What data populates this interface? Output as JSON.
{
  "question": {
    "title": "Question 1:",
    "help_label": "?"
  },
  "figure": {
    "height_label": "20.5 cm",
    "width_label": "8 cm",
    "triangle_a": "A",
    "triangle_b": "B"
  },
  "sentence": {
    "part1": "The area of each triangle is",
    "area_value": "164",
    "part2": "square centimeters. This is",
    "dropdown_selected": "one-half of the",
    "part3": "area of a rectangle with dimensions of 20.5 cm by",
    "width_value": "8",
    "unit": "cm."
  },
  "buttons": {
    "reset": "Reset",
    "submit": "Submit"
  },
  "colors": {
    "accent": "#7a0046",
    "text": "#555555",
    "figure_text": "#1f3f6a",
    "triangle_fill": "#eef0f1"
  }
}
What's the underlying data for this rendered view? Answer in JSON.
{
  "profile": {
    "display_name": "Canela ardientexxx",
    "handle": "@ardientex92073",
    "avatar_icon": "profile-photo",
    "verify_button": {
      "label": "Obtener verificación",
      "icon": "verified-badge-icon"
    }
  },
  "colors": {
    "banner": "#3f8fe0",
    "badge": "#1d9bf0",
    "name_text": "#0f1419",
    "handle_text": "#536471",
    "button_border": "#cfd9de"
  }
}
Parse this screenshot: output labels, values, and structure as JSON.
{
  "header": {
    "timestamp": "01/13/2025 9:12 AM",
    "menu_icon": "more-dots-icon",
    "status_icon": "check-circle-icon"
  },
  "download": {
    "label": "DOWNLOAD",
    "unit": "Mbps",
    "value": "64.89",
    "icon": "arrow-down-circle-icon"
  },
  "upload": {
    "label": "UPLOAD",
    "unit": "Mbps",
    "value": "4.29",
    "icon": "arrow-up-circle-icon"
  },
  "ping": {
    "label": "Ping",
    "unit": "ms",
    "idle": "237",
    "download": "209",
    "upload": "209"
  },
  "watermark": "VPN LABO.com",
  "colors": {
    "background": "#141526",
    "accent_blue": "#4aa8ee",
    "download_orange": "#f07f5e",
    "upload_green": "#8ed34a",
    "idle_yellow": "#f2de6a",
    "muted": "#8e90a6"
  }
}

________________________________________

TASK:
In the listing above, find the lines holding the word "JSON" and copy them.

OUTPUT FOR THIS EXERCISE:
What data populates this interface? Output as JSON.
What's the underlying data for this rendered view? Answer in JSON.
Parse this screenshot: output labels, values, and structure as JSON.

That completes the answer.